I’m following the Republican nomination contest fairly closely, if only to see who will eventually triumph. I think the upcoming primaries will offer keen insight into the mindset of the party. Will the monied establishment get its candidate in the form of Mitt Romney  or even Tim Pawlenty? Or will the grassroots social conservatives get their man (or woman) with Ron Paul or Michele Bachmann?

Several major names have already dropped out. Donald Trump’s publicity stunt ran out of gas, Mike Huckabee ostensibly thought he’d get more out of staying with Fox News and Daniels, from the looks of it, just didn’t want the headache.

So who’s left?

Romney is probably the closest thing to a front-runner. He has the money, the experience and the name recognition. What will tank him is his healthcare initiative in Massachusetts, which he oversaw while he was governor and which looks suspiciously like the dreaded “Obamacare.” He could lure independents to his side in the general election, especially if the economy keeps flagging. His biggest hurdle will be getting out of the primaries.

Tim Pawlenty, the former governor of Minnesota, is inoffensive at face value. And that’s his problem: There is virtually nothing interesting, outstanding or noteworthy about him. He’s practically a cipher. I’m getting sleepy just writing about him.

Then there’s ex-Speaker of the House Newt Gingrich. Spotty personal life (and Tiffany’s habit) aside, Gingrich seems to be a legend in his own mind. Still living in, apparently, 1995, it doesn’t occur to him that he’s overcooked to the tune of about 15 years. His gaffe regarding Paul Ryan’s budget infuriated many in his party and showed that he’s out of touch with the overall agenda.

Ron Paul, a Texas representative, is a libertarian favorite and kind of a little-engine-that-could. But while he gets grassroots support, he alienates the establishment. Not to mention that for every reasonable platform he has, there are two or three more that are just crazy.

Michele Bachmann, a congresswoman from Minnesota, has a pretty enthusiastic social conservative base. If the Tea Party contingent really shows up in the primaries, I dare say she could have a fighting chance. Until she gets to the general, that is, where her ideology on social policy and reputation for bizarre comments will send independents and probably even some moderate Republicans running for the hills.

Rick Santorum of Pennsylvania was booted out of the Senate in 2006 and is basically a slightly more composed male version of Bachmann. Pass.

Herman Cain, the former CEO of Godfather’s Pizza, is running a sort of stunt campaign. It’s an amusing sideshow, but that’s it.

Finally we have Jon Huntsman, the former governor of Utah and until recently President Obama’s ambassador to China. He’s kind of taken on the darkhorse mantle. He’s experienced, smart and not crazy. However, he just doesn’t seem to be getting much steam, and he’d have to explain why he went to work for Obama. He may, in the end, not be bombastic enough to stand out, and will probably have to compete with Romney for similar donors and voting demographics.

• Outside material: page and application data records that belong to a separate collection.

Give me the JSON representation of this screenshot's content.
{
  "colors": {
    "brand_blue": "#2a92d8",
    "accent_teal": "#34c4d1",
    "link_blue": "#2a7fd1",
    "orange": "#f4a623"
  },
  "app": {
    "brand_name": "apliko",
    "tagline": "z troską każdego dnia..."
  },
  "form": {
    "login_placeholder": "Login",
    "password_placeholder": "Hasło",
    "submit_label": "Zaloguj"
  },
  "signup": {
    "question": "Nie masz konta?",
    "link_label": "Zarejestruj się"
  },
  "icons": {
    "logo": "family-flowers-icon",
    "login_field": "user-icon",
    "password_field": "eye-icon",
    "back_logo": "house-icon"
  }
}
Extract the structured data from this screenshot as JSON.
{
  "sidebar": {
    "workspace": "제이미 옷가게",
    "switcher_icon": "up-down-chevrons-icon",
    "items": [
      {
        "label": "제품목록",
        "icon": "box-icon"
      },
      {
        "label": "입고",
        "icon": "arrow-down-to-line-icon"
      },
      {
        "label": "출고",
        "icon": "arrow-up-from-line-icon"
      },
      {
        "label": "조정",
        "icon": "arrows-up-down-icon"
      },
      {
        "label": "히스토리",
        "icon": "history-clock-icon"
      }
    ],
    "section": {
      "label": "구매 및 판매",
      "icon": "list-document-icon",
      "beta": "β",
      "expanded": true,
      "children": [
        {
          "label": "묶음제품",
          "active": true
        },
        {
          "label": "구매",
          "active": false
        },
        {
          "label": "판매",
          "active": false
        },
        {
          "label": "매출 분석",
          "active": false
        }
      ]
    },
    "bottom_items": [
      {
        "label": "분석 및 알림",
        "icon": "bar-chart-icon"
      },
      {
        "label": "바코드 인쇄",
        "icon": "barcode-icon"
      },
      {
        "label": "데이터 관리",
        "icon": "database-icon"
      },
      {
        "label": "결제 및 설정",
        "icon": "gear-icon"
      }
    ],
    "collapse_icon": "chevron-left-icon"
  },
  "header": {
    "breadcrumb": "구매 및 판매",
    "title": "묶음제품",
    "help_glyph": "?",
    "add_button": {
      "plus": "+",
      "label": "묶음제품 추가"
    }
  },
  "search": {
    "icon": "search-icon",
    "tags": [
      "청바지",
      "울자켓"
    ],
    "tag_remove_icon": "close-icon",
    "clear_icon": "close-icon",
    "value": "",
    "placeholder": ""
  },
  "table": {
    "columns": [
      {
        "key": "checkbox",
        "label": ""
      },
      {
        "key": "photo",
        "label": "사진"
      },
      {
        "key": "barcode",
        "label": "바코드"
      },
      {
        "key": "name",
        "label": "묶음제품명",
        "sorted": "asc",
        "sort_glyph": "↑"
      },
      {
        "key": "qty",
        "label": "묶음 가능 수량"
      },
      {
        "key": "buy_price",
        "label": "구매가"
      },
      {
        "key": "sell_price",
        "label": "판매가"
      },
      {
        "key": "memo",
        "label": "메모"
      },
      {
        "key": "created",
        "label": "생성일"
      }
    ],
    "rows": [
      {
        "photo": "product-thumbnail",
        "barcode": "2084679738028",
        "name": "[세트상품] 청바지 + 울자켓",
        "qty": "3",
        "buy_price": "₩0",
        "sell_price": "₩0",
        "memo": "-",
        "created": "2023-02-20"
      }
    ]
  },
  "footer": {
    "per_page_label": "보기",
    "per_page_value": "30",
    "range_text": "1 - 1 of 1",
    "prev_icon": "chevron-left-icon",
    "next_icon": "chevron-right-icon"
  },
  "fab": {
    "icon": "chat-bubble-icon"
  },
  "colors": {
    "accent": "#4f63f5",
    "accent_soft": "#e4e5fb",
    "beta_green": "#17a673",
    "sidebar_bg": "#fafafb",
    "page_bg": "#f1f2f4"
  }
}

(I’m aware that I did not mention arah-Say alin-Pay, mostly because I don’t think she’s running.)

If I were a Republican voter, I’d be a little dismayed by this field. Candidates who’d bore the base would have a chance with independents, and those with red-meat support will alienate moderates. The thinking now is that some sort of savior will swoop in at the last minute and dazzle everyone (think Bill Clinton in 1991-92), but I have no idea who it would be. The economy looks like it’s on the mend, unemployment is ever-so-slowly dropping and Obama’s security credentials are rock-solid after the death of Osama bin Laden. Any successful Republican candidate would have to weather the, pardon the expression, freak show of the primaries and emerge unscathed enough to challenge Obama’s popularity and immense fundraising network. It’s a daunting task, and I can’t help but think that the sanest ones are those who have already bowed out.

What say you? In a year, who will be left?